__What needs to be done__
Output all of the entries exactly as they are given.

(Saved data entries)
--

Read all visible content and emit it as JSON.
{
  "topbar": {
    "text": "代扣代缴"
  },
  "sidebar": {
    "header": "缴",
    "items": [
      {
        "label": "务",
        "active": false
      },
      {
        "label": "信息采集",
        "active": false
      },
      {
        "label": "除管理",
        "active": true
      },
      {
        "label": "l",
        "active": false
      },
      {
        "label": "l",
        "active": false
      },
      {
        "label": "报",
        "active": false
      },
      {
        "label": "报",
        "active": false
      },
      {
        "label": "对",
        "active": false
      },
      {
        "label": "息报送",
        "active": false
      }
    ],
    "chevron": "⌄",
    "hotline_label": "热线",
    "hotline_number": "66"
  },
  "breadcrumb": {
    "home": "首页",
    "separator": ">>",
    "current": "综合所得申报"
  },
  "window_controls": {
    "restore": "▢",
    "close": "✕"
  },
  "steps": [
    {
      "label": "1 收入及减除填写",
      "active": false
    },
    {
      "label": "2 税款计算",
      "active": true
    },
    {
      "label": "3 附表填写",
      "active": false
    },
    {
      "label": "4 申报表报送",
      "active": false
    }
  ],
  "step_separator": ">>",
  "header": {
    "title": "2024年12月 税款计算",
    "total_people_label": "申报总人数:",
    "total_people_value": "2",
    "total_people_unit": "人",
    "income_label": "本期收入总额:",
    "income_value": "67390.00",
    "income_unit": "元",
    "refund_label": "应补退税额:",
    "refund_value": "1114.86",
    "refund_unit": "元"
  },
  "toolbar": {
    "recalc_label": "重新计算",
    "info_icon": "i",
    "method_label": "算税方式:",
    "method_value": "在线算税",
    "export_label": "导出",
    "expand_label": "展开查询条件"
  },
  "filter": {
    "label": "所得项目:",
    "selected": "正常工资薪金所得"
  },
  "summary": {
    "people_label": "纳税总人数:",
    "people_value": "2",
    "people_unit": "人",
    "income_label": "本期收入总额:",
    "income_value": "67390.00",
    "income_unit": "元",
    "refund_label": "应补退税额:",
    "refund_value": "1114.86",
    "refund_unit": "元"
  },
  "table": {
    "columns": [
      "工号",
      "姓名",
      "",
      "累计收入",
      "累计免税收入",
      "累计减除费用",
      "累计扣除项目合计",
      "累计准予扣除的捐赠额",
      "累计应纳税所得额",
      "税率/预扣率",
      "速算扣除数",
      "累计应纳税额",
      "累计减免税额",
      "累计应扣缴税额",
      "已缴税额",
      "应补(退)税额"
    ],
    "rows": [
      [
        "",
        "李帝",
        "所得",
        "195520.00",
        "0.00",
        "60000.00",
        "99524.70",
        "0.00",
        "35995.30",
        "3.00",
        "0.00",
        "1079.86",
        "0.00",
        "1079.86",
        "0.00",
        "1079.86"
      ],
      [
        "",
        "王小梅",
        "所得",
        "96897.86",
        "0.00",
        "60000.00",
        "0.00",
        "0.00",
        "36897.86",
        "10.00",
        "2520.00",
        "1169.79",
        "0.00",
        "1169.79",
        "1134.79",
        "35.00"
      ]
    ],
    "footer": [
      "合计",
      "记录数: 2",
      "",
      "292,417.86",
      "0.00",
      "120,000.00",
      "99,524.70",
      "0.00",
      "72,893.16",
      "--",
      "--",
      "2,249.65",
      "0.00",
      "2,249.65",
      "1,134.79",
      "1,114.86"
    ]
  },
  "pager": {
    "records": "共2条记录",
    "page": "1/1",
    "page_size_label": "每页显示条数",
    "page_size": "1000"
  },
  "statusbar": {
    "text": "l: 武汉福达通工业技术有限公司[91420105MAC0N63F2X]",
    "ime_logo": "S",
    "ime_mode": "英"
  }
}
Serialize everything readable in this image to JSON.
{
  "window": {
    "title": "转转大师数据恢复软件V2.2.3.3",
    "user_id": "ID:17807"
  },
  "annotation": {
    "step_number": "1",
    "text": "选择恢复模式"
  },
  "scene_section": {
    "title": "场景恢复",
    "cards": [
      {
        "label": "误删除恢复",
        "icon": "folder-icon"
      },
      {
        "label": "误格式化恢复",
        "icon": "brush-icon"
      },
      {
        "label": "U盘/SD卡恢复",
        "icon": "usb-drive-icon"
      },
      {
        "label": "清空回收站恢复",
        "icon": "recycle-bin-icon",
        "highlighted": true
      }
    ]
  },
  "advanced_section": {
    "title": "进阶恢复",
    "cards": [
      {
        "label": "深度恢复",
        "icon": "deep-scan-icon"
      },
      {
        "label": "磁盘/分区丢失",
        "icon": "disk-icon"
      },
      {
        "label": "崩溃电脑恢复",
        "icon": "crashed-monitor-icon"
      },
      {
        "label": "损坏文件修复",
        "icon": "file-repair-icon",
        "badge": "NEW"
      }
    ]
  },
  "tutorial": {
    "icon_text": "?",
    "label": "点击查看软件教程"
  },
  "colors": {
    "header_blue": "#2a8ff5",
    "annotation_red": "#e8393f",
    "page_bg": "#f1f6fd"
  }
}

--

__Result below__
Read all visible content and emit it as JSON.
{
  "topbar": {
    "text": "代扣代缴"
  },
  "sidebar": {
    "header": "缴",
    "items": [
      {
        "label": "务",
        "active": false
      },
      {
        "label": "信息采集",
        "active": false
      },
      {
        "label": "除管理",
        "active": true
      },
      {
        "label": "l",
        "active": false
      },
      {
        "label": "l",
        "active": false
      },
      {
        "label": "报",
        "active": false
      },
      {
        "label": "报",
        "active": false
      },
      {
        "label": "对",
        "active": false
      },
      {
        "label": "息报送",
        "active": false
      }
    ],
    "chevron": "⌄",
    "hotline_label": "热线",
    "hotline_number": "66"
  },
  "breadcrumb": {
    "home": "首页",
    "separator": ">>",
    "current": "综合所得申报"
  },
  "window_controls": {
    "restore": "▢",
    "close": "✕"
  },
  "steps": [
    {
      "label": "1 收入及减除填写",
      "active": false
    },
    {
      "label": "2 税款计算",
      "active": true
    },
    {
      "label": "3 附表填写",
      "active": false
    },
    {
      "label": "4 申报表报送",
      "active": false
    }
  ],
  "step_separator": ">>",
  "header": {
    "title": "2024年12月 税款计算",
    "total_people_label": "申报总人数:",
    "total_people_value": "2",
    "total_people_unit": "人",
    "income_label": "本期收入总额:",
    "income_value": "67390.00",
    "income_unit": "元",
    "refund_label": "应补退税额:",
    "refund_value": "1114.86",
    "refund_unit": "元"
  },
  "toolbar": {
    "recalc_label": "重新计算",
    "info_icon": "i",
    "method_label": "算税方式:",
    "method_value": "在线算税",
    "export_label": "导出",
    "expand_label": "展开查询条件"
  },
  "filter": {
    "label": "所得项目:",
    "selected": "正常工资薪金所得"
  },
  "summary": {
    "people_label": "纳税总人数:",
    "people_value": "2",
    "people_unit": "人",
    "income_label": "本期收入总额:",
    "income_value": "67390.00",
    "income_unit": "元",
    "refund_label": "应补退税额:",
    "refund_value": "1114.86",
    "refund_unit": "元"
  },
  "table": {
    "columns": [
      "工号",
      "姓名",
      "",
      "累计收入",
      "累计免税收入",
      "累计减除费用",
      "累计扣除项目合计",
      "累计准予扣除的捐赠额",
      "累计应纳税所得额",
      "税率/预扣率",
      "速算扣除数",
      "累计应纳税额",
      "累计减免税额",
      "累计应扣缴税额",
      "已缴税额",
      "应补(退)税额"
    ],
    "rows": [
      [
        "",
        "李帝",
        "所得",
        "195520.00",
        "0.00",
        "60000.00",
        "99524.70",
        "0.00",
        "35995.30",
        "3.00",
        "0.00",
        "1079.86",
        "0.00",
        "1079.86",
        "0.00",
        "1079.86"
      ],
      [
        "",
        "王小梅",
        "所得",
        "96897.86",
        "0.00",
        "60000.00",
        "0.00",
        "0.00",
        "36897.86",
        "10.00",
        "2520.00",
        "1169.79",
        "0.00",
        "1169.79",
        "1134.79",
        "35.00"
      ]
    ],
    "footer": [
      "合计",
      "记录数: 2",
      "",
      "292,417.86",
      "0.00",
      "120,000.00",
      "99,524.70",
      "0.00",
      "72,893.16",
      "--",
      "--",
      "2,249.65",
      "0.00",
      "2,249.65",
      "1,134.79",
      "1,114.86"
    ]
  },
  "pager": {
    "records": "共2条记录",
    "page": "1/1",
    "page_size_label": "每页显示条数",
    "page_size": "1000"
  },
  "statusbar": {
    "text": "l: 武汉福达通工业技术有限公司[91420105MAC0N63F2X]",
    "ime_logo": "S",
    "ime_mode": "英"
  }
}
Serialize everything readable in this image to JSON.
{
  "window": {
    "title": "转转大师数据恢复软件V2.2.3.3",
    "user_id": "ID:17807"
  },
  "annotation": {
    "step_number": "1",
    "text": "选择恢复模式"
  },
  "scene_section": {
    "title": "场景恢复",
    "cards": [
      {
        "label": "误删除恢复",
        "icon": "folder-icon"
      },
      {
        "label": "误格式化恢复",
        "icon": "brush-icon"
      },
      {
        "label": "U盘/SD卡恢复",
        "icon": "usb-drive-icon"
      },
      {
        "label": "清空回收站恢复",
        "icon": "recycle-bin-icon",
        "highlighted": true
      }
    ]
  },
  "advanced_section": {
    "title": "进阶恢复",
    "cards": [
      {
        "label": "深度恢复",
        "icon": "deep-scan-icon"
      },
      {
        "label": "磁盘/分区丢失",
        "icon": "disk-icon"
      },
      {
        "label": "崩溃电脑恢复",
        "icon": "crashed-monitor-icon"
      },
      {
        "label": "损坏文件修复",
        "icon": "file-repair-icon",
        "badge": "NEW"
      }
    ]
  },
  "tutorial": {
    "icon_text": "?",
    "label": "点击查看软件教程"
  },
  "colors": {
    "header_blue": "#2a8ff5",
    "annotation_red": "#e8393f",
    "page_bg": "#f1f6fd"
  }
}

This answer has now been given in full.